(Interface dataset entries)
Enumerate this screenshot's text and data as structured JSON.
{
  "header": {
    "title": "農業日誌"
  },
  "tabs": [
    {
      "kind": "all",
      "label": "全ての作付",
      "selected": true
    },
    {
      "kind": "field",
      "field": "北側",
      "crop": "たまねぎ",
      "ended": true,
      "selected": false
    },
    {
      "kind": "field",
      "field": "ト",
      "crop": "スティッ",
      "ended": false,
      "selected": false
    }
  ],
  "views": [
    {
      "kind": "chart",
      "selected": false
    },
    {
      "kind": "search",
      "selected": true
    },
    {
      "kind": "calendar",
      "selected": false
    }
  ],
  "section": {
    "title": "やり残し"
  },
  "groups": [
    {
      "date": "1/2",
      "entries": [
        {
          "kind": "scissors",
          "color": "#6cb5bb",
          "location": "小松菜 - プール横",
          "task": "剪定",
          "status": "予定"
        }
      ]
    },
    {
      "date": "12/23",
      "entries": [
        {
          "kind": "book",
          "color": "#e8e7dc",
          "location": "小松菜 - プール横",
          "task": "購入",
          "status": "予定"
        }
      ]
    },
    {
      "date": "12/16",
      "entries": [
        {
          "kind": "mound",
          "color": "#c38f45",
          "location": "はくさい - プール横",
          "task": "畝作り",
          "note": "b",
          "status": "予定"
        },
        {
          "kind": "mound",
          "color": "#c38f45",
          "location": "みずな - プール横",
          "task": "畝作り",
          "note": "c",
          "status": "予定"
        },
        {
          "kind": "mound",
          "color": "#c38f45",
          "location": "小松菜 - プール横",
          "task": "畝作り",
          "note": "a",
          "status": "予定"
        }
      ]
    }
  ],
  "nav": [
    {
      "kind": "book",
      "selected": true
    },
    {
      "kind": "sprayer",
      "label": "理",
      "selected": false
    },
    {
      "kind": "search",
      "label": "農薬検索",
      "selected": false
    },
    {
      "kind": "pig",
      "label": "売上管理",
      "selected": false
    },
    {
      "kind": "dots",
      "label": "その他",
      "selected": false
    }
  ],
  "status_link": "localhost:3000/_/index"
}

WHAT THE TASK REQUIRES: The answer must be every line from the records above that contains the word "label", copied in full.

WRITTEN REPLY:
      "label": "全ての作付",
      "label": "理",
      "label": "農薬検索",
      "label": "売上管理",
      "label": "その他",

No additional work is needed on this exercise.